Dry River 2013 Pinot Noir; $120, 91 points. As typical for Dry River Pinots, this one is pretty surly in its youth. Intense and astringent, it packs layers of dusty black-cherry fruit into a tightly coiled frame. Try after 2019. Terrell Wines.
Decibel 2013 Single Vineyard Pinot Noir; $28, 90 points. This wine delivers a savory blend of earth, meat and leather notes, all softened by hints of red fruit, a supple texture and silky finish. Enjoy it over the next several years. USA Wine West.
Pinot Noir isn’t restricted to just Central Otago, Marlborough and Martinborough. They’re just the best-known Pinot parts of New Zealand.

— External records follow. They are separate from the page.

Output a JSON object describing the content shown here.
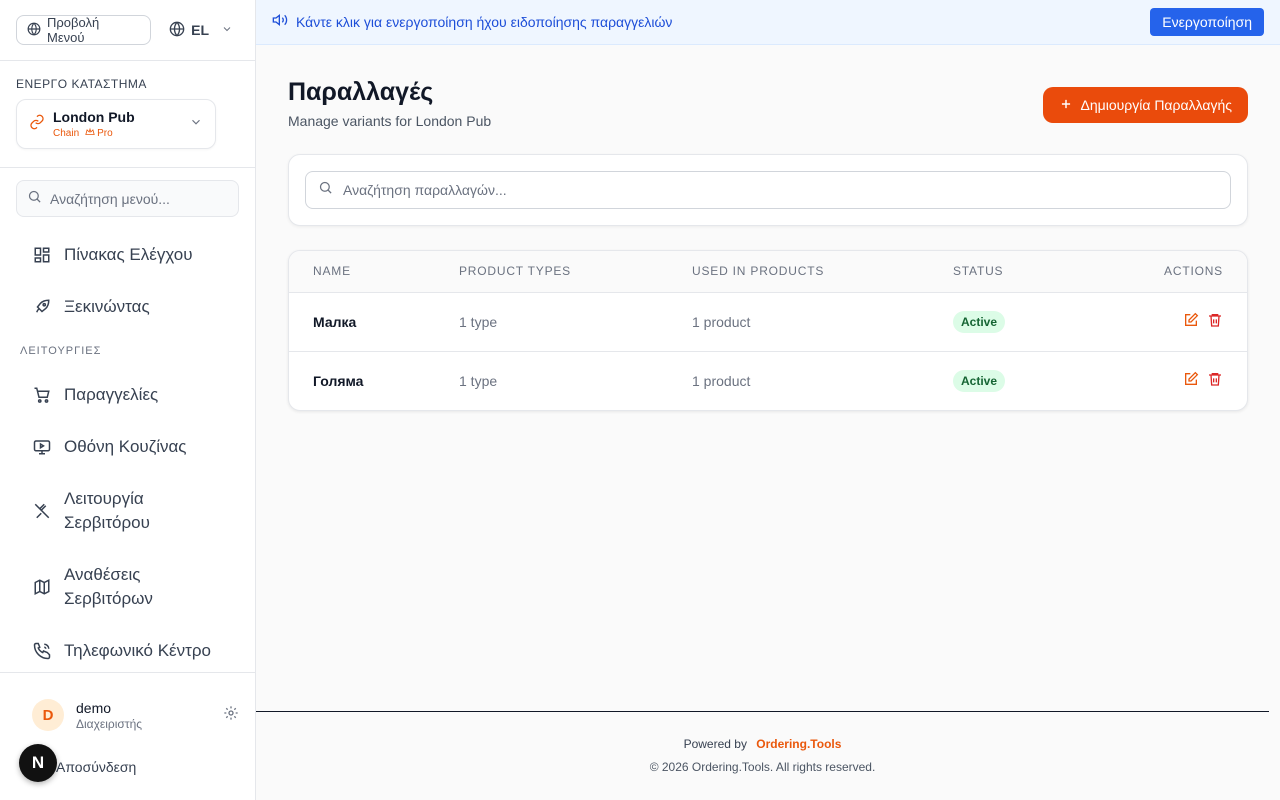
{
  "sidebar": {
    "menu_view_label": "Προβολή Μενού",
    "language": "EL",
    "store_heading": "ΕΝΕΡΓΟ ΚΑΤΑΣΤΗΜΑ",
    "store": {
      "name": "London Pub",
      "type": "Chain",
      "plan": "Pro"
    },
    "search_placeholder": "Αναζήτηση μενού...",
    "nav_top": [
      {
        "label": "Πίνακας Ελέγχου",
        "icon": "dashboard-icon"
      },
      {
        "label": "Ξεκινώντας",
        "icon": "rocket-icon"
      }
    ],
    "section_label": "ΛΕΙΤΟΥΡΓΙΕΣ",
    "nav_ops": [
      {
        "label": "Παραγγελίες",
        "icon": "cart-icon"
      },
      {
        "label": "Οθόνη Κουζίνας",
        "icon": "monitor-icon"
      },
      {
        "label1": "Λειτουργία",
        "label2": "Σερβιτόρου",
        "icon": "utensils-icon"
      },
      {
        "label1": "Αναθέσεις",
        "label2": "Σερβιτόρων",
        "icon": "map-icon"
      },
      {
        "label": "Τηλεφωνικό Κέντρο",
        "icon": "phone-icon"
      }
    ],
    "user": {
      "initial": "D",
      "name": "demo",
      "role": "Διαχειριστής"
    },
    "logout_label": "Αποσύνδεση",
    "next_badge": "N"
  },
  "banner": {
    "text": "Κάντε κλικ για ενεργοποίηση ήχου ειδοποίησης παραγγελιών",
    "button": "Ενεργοποίηση"
  },
  "page": {
    "title": "Παραλλαγές",
    "subtitle": "Manage variants for London Pub",
    "create_button": "Δημιουργία Παραλλαγής",
    "search_placeholder": "Αναζήτηση παραλλαγών..."
  },
  "table": {
    "headers": [
      "NAME",
      "PRODUCT TYPES",
      "USED IN PRODUCTS",
      "STATUS",
      "ACTIONS"
    ],
    "rows": [
      {
        "name": "Малка",
        "types": "1 type",
        "used": "1 product",
        "status": "Active"
      },
      {
        "name": "Голяма",
        "types": "1 type",
        "used": "1 product",
        "status": "Active"
      }
    ]
  },
  "footer": {
    "powered_by": "Powered by",
    "brand": "Ordering.Tools",
    "copyright": "© 2026 Ordering.Tools. All rights reserved."
  },
  "colors": {
    "accent": "#ea4b0c",
    "banner_button": "#2563eb",
    "status_bg": "#dcfce7",
    "status_text": "#166534"
  }
}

The Waitaki Valley, which borders North Otago and Canterbury, has some limestone deposits—otherwise rare in New Zealand. Valli, Forrest and Ostler are the labels most likely to be found in the U.S., and all are commendable.
On the eastern coast of the South Island, north of Christchurch, is the Waipara Valley, home to top producers like Black Estate, Greystone Wines, Muddy Water and Pegasus Bay. When Mountford Estate is on form, it can be great. Pyramid Valley Vineyards and Bell Hill Vineyard are tiny, Burgundy-inspired projects on limestone outcroppings in the nearby Weka Pass. They’re both expensive, but worth trying.
Nelson, a small region just north of Marlborough, is the Rodney Dangerfield of New Zealand’s winelands. Yet, the quality of the Pinot Noir coming from Neudorf Vineyards and Woollaston at Mahana demands respect. Seifried and Waimea, two large producers, are improving rapidly.
Even in the warm North Island region of Hawke’s Bay, not known for Pinot Noir, some producers persist. Trinity Hill’s Pinot Noir is planted in a cool upland mesoclimate, while Lime Rock’s vineyards are planted on—you guessed it—limestone-underlain soils.
In even-warmer, more humid Gisborne, Millton Vineyards & Winery produces a credible Pinot Noir from its biodynamic plantings.
- 1Central Otago’s Coming of Age
- 2Marlborough, New Zealand’s Powerhouse
- 3Martinborough’s Intriguing Pinot Noirs
- 4New Zealand’s Unsung Regions